I started reading, certain I'd remember the plot of the book. After all, I had the mass market paperback on my shelf upstairs--which meant I'd read it before, right? Wrong. The story seemed entirely new to me. I suppose I might have read the first couple of chapters long ago, but for whatever reason I never continued with it.

This reading was an absolute pleasure. No way was I putting the book down! The trials and joys of quirky, lovable, and feisty Jane gripped me until the very end.

[Eeek, there's a movie version! It looks so wrong.]

I put Jane down with a happy sigh, but I wasn't quite ready to leave Maud. I started Lucy Maud Montgomery: The Gift of Wings, which is impressing upon me that LMM was very clever and ambitious. (I think if I could have met her in person, I would have been very intimidated. She, on the other hand, would likely have been bored.) Maud's brilliance, productivity, and constant pushing of the boundaries for "proper" womanhood and wifehood (why didn't I know her husband was a minister?) are so fascinating to me, especially in the light of her continual struggles with depression. Such a fascinating lady.

In addition to the biography I also ordered the Annotated Anne of Green Gables to study and enjoy before . . . wait for it . . .my birthday trip to Prince Edward Island in May. Hooray!

Do you have a favorite L.M. Montgomery novel? Favorite heroine? Have you read other books that remind you of Montgomery's style? Do share!

[Cross-posted at Livejournal]

____________________

*Full disclosure: I haven't read all the Anne books. For some reason I lost interest once Anne married and had a family. I should go back and try again, right?
**This cover might be even nicer. Virago has such fabulous cover art!

Friday, February 6, 2015

Friday Favorites: solo in the city

This past week I traveled to NYC with Steve. While he attended a conference, I did a little exploring on my own.

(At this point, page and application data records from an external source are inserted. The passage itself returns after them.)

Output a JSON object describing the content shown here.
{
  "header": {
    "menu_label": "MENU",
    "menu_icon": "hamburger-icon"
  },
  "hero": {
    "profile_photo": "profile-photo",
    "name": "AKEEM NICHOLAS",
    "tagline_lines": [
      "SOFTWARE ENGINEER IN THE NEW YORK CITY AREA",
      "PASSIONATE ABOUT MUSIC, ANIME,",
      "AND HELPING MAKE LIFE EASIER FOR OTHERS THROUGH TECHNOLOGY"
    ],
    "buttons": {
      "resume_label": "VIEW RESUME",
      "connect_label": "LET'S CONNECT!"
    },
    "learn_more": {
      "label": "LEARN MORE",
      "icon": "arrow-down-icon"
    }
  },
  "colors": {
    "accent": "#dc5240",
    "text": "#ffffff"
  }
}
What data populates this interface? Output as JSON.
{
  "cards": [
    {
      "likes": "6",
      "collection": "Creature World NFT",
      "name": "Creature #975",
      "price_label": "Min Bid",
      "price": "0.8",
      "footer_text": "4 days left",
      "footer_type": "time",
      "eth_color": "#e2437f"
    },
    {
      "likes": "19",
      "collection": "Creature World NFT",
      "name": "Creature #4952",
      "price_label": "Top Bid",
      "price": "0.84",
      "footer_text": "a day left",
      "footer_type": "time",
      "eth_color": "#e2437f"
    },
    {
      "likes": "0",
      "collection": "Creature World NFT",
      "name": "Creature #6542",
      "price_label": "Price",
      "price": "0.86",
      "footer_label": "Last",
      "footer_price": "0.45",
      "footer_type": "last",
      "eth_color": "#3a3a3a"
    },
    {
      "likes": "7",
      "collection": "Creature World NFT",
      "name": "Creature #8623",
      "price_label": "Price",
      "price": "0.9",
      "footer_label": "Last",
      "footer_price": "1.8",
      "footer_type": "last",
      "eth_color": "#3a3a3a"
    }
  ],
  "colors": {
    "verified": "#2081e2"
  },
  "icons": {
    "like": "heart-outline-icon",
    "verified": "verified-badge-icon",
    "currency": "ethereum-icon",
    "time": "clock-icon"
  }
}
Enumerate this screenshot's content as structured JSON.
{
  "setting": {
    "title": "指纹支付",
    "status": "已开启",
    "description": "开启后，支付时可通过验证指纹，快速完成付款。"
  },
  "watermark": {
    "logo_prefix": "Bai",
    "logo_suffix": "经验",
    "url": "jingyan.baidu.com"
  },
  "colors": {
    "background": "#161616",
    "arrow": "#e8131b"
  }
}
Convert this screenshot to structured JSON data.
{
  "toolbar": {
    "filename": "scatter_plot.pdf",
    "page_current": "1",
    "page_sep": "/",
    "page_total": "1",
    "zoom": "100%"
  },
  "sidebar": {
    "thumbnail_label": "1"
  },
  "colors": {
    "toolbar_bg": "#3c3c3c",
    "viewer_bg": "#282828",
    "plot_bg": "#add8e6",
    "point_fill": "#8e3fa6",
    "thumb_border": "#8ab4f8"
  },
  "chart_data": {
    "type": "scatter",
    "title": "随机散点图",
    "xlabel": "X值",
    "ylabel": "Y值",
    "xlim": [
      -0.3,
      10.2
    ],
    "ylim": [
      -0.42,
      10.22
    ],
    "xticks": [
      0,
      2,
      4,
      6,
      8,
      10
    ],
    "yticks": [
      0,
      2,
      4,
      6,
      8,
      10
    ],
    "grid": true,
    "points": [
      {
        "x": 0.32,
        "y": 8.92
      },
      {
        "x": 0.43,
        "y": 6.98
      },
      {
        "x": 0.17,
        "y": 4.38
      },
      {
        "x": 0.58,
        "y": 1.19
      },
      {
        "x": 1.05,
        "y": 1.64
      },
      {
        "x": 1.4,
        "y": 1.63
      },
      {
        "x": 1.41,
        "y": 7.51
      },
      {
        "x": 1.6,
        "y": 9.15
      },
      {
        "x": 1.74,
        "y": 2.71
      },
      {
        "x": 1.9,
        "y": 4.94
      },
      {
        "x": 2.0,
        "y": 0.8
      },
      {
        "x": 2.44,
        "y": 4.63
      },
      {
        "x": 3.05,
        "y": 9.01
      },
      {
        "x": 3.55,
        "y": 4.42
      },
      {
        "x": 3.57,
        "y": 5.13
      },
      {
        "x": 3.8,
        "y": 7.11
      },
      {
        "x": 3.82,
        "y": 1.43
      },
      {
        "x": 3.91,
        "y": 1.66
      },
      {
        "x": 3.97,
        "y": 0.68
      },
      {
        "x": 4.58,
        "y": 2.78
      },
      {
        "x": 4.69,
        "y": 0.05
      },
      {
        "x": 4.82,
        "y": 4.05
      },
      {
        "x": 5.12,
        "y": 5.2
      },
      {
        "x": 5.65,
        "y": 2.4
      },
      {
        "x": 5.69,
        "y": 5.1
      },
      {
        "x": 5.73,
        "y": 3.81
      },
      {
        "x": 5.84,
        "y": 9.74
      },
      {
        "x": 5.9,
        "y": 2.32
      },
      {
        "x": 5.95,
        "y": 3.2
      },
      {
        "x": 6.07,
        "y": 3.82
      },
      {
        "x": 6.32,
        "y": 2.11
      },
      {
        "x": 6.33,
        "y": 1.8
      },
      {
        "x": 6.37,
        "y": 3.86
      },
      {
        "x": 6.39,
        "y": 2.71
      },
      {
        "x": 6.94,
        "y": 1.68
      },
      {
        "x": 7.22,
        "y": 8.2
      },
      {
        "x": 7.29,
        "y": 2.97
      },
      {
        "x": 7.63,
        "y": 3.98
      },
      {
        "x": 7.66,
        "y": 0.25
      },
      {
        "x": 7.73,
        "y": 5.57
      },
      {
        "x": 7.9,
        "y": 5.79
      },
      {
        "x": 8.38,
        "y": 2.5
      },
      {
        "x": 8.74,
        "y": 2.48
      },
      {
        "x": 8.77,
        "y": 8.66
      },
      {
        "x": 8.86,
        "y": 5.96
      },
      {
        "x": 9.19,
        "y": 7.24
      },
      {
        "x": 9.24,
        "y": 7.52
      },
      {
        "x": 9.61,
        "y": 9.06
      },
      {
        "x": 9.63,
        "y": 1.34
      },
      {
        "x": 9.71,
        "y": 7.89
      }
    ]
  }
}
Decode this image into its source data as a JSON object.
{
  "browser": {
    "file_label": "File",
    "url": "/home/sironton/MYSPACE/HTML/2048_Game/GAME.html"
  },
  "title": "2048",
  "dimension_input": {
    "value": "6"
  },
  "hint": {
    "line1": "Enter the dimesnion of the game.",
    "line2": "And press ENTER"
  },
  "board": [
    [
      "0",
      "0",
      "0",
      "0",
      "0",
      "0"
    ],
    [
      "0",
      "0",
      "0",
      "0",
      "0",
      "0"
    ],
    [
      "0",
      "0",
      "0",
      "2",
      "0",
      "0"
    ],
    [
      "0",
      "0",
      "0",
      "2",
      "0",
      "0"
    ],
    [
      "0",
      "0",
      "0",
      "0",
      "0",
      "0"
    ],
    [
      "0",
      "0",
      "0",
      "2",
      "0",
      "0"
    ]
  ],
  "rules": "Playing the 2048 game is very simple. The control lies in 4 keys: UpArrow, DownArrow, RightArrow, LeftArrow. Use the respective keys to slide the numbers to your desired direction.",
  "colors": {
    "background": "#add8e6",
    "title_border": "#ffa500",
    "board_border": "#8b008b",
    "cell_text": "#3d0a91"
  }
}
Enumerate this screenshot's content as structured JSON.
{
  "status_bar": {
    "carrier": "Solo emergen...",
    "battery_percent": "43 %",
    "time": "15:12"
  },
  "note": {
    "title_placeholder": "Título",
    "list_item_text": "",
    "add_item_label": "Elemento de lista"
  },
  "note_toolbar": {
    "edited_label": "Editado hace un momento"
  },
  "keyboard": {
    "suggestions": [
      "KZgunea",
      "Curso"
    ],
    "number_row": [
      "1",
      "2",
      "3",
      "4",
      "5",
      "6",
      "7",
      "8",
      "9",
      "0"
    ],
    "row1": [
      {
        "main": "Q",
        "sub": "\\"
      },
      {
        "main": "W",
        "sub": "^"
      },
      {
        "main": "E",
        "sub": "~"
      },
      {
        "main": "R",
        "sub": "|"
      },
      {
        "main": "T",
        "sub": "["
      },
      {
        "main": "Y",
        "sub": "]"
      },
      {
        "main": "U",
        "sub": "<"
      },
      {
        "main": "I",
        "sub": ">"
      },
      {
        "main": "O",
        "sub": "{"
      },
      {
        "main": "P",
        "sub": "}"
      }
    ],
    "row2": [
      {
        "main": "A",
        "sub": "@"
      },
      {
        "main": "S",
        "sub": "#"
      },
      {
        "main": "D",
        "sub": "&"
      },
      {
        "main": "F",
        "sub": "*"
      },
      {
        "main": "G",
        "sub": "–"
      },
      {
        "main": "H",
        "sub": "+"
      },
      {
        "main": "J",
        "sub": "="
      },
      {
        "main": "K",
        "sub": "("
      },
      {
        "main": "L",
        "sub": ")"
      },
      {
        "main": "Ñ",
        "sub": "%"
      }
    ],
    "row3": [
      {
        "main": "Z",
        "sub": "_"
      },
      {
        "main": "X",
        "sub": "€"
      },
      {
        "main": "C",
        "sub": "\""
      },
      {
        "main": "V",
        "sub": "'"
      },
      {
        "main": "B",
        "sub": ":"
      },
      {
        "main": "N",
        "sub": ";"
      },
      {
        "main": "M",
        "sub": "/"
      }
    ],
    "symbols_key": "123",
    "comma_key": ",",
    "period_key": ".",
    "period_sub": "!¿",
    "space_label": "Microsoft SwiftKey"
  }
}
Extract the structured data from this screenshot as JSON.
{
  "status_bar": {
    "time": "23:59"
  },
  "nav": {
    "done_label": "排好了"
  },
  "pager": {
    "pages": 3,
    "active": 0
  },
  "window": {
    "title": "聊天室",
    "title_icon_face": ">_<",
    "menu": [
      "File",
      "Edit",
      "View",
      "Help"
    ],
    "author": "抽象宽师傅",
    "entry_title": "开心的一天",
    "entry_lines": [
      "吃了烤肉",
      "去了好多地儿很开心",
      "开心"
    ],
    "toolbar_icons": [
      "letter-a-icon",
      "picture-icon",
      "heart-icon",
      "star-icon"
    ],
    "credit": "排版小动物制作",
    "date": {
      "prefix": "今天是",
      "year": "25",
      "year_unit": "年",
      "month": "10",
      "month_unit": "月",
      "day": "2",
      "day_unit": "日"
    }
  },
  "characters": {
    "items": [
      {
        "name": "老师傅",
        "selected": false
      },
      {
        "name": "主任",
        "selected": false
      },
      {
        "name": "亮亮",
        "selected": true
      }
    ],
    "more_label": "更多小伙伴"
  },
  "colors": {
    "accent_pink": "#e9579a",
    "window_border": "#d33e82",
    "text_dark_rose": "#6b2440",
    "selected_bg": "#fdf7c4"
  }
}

After a breakfast meeting with my editor, I explored Central Park. So pretty! And so cold.


I loved the views looking out of the park, too.


I visited the Museum of Modern Art for the first time. It was a stressful experience due to construction and the general craziness of tourists and school groups, but this Chagall calmed me down. The best part was seeing the special exhibit of Matisse Cut-Outs.


After fighting the MoMA crowds, I returned to an old favorite, the Morgan Library, to have a little afternoon tea all to myself. Delicious!

[Cross-posted to Livejournal]